The National Association for Multicultural Education
Advancing and Advocating for Social Justice & Equity
Social Justice Action
Students recognize their own responsibility to resist exclusion, prejudice and injustice in their everyday lives, despite pressure from others to do otherwise or displeasure from those around them who may thwart their efforts for social justice. Based on an analysis of roots of discrimination and colonization, and working as allies for equity and justice, they plan and carry out strategies of participatory democratic activism, and evaluate the effectiveness of various strategies. For teachers, this means learning activism in one's own life.
Third grade teacher Pang Xiong describes her own trajectory of learning to become an activist.
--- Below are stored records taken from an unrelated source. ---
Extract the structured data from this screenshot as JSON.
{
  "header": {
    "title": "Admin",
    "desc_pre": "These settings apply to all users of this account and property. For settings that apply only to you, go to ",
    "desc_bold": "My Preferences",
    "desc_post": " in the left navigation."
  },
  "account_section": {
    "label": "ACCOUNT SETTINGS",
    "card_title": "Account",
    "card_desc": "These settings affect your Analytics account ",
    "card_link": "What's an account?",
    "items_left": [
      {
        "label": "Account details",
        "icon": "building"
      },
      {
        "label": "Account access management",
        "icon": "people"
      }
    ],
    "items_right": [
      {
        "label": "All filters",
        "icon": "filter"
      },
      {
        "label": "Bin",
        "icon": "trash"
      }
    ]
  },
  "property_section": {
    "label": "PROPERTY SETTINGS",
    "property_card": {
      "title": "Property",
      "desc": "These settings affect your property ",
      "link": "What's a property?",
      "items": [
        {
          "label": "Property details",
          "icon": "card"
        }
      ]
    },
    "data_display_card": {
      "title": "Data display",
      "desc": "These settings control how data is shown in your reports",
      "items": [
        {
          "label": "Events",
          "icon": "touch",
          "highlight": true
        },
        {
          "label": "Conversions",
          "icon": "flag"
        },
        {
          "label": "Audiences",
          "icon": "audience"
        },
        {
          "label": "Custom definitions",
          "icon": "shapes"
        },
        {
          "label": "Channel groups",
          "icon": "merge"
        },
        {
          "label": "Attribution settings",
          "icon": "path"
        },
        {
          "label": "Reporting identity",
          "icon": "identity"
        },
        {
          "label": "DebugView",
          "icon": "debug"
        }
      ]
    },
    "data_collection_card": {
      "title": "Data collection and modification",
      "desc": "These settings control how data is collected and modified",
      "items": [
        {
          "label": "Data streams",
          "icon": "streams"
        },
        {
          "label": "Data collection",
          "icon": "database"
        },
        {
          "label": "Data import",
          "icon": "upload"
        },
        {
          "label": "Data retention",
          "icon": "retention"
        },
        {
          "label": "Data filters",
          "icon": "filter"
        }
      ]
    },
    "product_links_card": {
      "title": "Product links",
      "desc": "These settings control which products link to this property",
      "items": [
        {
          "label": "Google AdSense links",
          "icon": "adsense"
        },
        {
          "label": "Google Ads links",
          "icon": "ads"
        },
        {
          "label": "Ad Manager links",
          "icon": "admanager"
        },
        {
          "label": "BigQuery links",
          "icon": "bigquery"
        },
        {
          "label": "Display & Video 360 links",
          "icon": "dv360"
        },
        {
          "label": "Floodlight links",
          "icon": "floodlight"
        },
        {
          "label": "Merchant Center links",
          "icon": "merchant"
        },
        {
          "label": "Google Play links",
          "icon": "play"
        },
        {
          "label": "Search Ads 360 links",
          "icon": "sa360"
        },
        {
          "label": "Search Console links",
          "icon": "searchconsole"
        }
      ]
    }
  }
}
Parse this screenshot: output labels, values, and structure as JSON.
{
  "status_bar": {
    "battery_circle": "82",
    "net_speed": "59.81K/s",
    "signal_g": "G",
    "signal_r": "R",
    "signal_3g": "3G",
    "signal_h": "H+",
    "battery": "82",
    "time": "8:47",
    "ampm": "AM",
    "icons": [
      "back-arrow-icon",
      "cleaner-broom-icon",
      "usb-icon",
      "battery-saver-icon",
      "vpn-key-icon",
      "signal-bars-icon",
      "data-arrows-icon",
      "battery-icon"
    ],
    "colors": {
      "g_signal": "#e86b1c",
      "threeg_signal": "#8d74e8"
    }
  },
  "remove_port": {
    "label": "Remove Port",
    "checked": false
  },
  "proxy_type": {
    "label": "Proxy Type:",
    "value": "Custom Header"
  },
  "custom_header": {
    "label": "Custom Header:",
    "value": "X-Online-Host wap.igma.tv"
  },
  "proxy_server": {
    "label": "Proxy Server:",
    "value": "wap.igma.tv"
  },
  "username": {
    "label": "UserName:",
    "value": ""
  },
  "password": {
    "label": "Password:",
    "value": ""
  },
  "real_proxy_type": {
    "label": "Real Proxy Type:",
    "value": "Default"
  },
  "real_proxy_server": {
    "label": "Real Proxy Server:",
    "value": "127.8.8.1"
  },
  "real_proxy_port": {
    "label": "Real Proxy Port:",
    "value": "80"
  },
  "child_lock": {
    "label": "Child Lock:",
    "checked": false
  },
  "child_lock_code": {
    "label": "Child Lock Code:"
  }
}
Evidence shows that through community-based experiences and explicit teaching in the context of disciplines, students of color can learn to recognize their own responsibility to resist injustice in everyday life, despite pressure from others to do otherwise or prior socialization.
Watch third grade teacher Pang Xiong scaffold a social action project with her students
Fourth grade teacher Marisol Moreno discusses forms of activism her students have learned in her class
Evidence shows that through community-based projects, or curriculum and pedagogy that weaves social action throughout, students can learn to plan and carry out strategies of participatory democratic activism that work for social justice in their own environment.
Ginwright, S. & Cammarota, J. (2007). Youth activism in the urban community: Learning critical civic praxis within community organizations. International Journal of Qualitative Studies in Education 20(6): 693-710. Study of how urban youth of color, working in community-based organizations, developed critical consciousness and sense of agency through relationships with adult community members working in organizations that challenged public policy.
Gutstein, E. (2007). “And that’s just how it starts”: Teaching mathematics and developing student agency. Teachers College Record 109(2): 420-448. Two-year practitioner study of impact of social justice mathematics on working class Latino/a middle school students. Found that embedding social justice projects and issues related to students’ lives in mathematics helped them begin to see themselves as actors, and to see mathematics as a tool for understanding the world.
Strobel, L. M. (2001). Coming full circle: The process of decolonization among post-1965 Filipino Americans. Quezon City: Giraffe Books. Study of the impact on Filipino students of learning about the histories of colonialism within an Ethnic Studies context, and how this process developed their commitment to social action.
Cammarota, J., & Romero, A. (2009). The Social Justice Education Project: A critically compassionate intellectualism for Chicana/o students. In W. Ayers, T. Quinn & D. Stovall (Eds.), Handbook for social justice education (p. 465-476). New York: Routledge. Describes how community-based research projects used in a Mexican American studies program in four high schools enabled students to act on issues, in school and in the community, of concern to them.
Leeman, J., Rabin, L., & Román-Mendoza, E. (2011). Identity and activism in heritage language education. The Modern Language Journal 95: 481-495. Case study of impact of critical service learning on university level heritage Spanish speakers' sense of identity and agency.
Storms, S. B. (2012). Preparing students for social action in a social justice education course: What works? Equity & Excellence in Education 45(4): 547-560. Interviews with 6 university students, after completing a course in social justice education, revealed that experiential activities related to students lives had more impact in helping them develop social action tools than classroom content.
Silvers, P. & Shorey, M. C. (2012). Many texts, many voices: Teaching literacy and social justice to young learners in the digital age. Stenhouse Publishers. Book describing how a primary grade teacher uses her standards-aligned curriculum, pedagogy and technology to engage students in examining and acting on various social justice issues throughout the school year, and the impact of this ongoing work on students.